The LRDC now aims to change that law. On May 30, 2014, the LRDC, in terms of the Law Reform and Development Commission Act of 1991 submitted a report to
Justice Minister Kawana on the repeal of obsolete and redundant apartheid era laws, that included a proposal to replace the infamous ‘Red Line’ law, or Native Administration Proclamation 15 of 1928, with a new matrimonial legal framework.
Kawana on Thursday told Members of Parliament in the National Assembly that Cabinet already granted approval in principle for the Justice Ministry to devise new legislation to address the anomaly. His comments came after DTA MP Jennifer van der Heever asked what actions, if any, the Ministry of Justice had taken following receipt of the LRDC report.
“Why is it that despite the recommendations from this report you still find that today, 27 years after independence, property and marital regimes differ depending on whether one is from Rehoboth, south of the Red Line or north of the Red Line?
“Are there currently any ongoing initiatives to respond to the recommendations of this report and bring about Namibian laws, instead of continuing to rely on apartheid era laws, which continue to make it difficult for Namibians to own, buy and register land – both urban and communal?” van der Heever asked.

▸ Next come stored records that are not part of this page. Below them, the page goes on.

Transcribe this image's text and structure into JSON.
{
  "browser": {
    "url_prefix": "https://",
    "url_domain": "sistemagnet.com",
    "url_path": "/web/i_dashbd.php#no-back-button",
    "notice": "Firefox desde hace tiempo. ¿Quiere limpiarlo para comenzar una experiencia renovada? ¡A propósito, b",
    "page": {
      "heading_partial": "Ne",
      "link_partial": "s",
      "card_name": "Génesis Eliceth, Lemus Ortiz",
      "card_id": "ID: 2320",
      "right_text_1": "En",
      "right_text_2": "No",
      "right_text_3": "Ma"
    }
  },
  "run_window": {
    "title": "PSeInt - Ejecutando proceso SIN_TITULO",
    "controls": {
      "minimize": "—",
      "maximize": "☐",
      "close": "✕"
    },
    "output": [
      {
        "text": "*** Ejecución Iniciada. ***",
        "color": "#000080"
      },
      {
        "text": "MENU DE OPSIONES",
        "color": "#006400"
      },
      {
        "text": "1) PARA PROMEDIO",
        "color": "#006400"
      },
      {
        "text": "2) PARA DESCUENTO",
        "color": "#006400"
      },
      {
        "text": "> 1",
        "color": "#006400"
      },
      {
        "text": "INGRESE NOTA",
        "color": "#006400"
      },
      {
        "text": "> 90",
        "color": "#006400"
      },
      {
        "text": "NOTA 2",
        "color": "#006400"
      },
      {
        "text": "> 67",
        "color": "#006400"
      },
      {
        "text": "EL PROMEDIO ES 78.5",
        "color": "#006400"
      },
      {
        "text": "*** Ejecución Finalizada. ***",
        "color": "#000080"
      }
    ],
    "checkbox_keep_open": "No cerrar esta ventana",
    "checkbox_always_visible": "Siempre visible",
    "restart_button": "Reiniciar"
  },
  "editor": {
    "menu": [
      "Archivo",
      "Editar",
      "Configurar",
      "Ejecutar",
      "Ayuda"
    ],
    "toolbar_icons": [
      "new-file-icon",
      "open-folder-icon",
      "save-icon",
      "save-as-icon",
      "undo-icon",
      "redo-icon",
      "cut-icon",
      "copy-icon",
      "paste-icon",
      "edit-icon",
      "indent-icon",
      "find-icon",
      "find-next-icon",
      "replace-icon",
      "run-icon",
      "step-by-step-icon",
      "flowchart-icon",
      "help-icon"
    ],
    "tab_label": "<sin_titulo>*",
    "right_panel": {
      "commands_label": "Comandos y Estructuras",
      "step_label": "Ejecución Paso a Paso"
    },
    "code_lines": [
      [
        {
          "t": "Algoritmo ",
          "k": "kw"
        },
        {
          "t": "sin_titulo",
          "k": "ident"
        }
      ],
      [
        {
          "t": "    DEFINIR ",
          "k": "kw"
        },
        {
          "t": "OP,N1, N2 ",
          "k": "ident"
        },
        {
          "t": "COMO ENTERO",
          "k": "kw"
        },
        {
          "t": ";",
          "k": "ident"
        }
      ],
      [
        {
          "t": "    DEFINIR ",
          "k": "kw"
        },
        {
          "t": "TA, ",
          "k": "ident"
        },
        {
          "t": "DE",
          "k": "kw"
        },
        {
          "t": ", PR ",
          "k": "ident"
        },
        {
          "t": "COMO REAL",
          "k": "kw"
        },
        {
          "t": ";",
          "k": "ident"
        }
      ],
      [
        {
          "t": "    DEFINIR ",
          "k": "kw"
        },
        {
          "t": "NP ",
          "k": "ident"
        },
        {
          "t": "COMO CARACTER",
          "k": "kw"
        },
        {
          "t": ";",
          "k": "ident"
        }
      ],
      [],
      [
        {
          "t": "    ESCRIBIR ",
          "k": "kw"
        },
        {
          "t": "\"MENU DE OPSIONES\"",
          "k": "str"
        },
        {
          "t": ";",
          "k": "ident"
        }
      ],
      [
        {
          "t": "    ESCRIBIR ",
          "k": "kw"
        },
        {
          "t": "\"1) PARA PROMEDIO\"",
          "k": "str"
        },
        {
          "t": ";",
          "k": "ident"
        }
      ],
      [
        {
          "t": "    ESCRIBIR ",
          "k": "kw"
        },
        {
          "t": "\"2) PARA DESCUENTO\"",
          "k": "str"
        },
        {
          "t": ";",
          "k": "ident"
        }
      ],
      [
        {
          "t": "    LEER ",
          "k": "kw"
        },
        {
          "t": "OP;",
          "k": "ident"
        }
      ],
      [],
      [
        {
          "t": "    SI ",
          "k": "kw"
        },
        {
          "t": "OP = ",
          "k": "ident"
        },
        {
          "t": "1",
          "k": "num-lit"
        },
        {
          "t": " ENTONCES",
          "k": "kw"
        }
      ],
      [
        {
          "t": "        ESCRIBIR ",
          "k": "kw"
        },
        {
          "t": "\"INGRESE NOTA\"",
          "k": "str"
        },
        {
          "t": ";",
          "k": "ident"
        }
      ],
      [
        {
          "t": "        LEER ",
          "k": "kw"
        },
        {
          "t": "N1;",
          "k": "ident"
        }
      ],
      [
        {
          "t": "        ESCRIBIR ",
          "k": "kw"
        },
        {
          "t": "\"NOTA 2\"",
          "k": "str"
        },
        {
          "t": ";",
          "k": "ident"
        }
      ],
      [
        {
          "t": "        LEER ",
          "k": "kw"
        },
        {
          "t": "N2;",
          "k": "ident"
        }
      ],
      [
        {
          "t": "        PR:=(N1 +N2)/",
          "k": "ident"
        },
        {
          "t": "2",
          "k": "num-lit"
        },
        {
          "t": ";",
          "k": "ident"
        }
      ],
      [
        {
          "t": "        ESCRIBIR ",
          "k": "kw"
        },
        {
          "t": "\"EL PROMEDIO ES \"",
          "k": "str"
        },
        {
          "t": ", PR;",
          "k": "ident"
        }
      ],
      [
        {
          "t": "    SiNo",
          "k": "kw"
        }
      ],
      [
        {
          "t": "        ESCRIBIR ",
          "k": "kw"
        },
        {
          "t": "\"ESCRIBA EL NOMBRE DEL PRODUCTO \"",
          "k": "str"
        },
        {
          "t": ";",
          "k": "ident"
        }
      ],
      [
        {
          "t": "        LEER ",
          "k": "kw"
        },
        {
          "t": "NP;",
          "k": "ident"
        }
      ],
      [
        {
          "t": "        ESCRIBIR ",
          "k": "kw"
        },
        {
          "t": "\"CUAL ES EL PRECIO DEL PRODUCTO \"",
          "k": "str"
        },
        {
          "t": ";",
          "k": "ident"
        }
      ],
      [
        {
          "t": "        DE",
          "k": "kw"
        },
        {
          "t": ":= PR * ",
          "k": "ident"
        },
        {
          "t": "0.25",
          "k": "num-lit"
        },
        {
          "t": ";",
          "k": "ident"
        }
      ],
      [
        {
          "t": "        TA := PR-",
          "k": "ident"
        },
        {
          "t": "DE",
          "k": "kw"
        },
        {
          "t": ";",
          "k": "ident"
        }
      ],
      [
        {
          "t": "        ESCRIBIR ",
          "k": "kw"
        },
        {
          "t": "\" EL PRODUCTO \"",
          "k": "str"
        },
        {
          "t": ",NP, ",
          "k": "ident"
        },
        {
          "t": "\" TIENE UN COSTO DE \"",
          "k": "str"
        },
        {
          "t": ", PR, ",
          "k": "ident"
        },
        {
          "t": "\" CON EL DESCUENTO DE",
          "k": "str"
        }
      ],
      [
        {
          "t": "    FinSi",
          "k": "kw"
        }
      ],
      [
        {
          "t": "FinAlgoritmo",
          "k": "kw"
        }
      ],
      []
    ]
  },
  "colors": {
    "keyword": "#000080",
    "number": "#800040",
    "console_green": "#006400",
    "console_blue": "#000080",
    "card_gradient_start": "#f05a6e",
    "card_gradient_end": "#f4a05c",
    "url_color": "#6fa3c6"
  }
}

Kawana responded that the report was receiving the “undivided attention” of the government, saying some aspects of the report, such as what is termed as “Red Line marriages” were receiving particular attention. Further, he said the Cabinet Committee on Legislation – which he chairs – has discussed the Bill.
“The law resorts under the Ministry of Home Affairs and Immigration and last month the ministry had a workshop with a view to consulting further on the subject matter. Although I cannot speak on behalf of the Ministry of Home Affairs and Immigration, I am hopeful that a Bill will be tabled in parliament soon,” he noted.
He reported that other aspects of the report were also receiving attention, saying when he took office in 2015, he instructed the LRDC to cover a wider area, which they are currently busy doing. He said he had no doubt that by the end of this year he will receive a comprehensive report from the LRDC before further action is taken.
Prior to independence, Namibia was divided into different administrative regions. Since 1950, marriages north of the Red Line between black Namibians were by default out of community of property, unless the couple agreed to another property regime before the wedding.
But the situation is different south of the Red Line, where everyone is automatically married in community of property, unless they reach an alternative agreement before the wedding. But if one lived north of the old police zone, in the areas formerly known as Owamboland, Kavango and Caprivi, marriages that took place between Africans on or after 1 August 1950 were out of community of property. However, once the old law is repealed this will make the default system of marriage in community of property apply to everyone in Namibia.
Historic evidence suggests that the reasoning behind the law was based on a concern that “native” men, who entered into civil marriages in these areas, were likely to be parties to a customary union at the same time, thus if the civil marriage was out of community of property this kept the husband’s property separate, so that some of it would go to the customary wife or wives.
During a courtesy visit to President Hage Geingob recently, LRDC chairperson Yvonne Dausab said ‘Red Line marriages’ were a serious concern raised by Namibians during the president’s town hall meetings last year.
Once the new law is promulgated people who got married before 1990 will have an opportunity to change their matrimonial status to the property regime and status they prefer.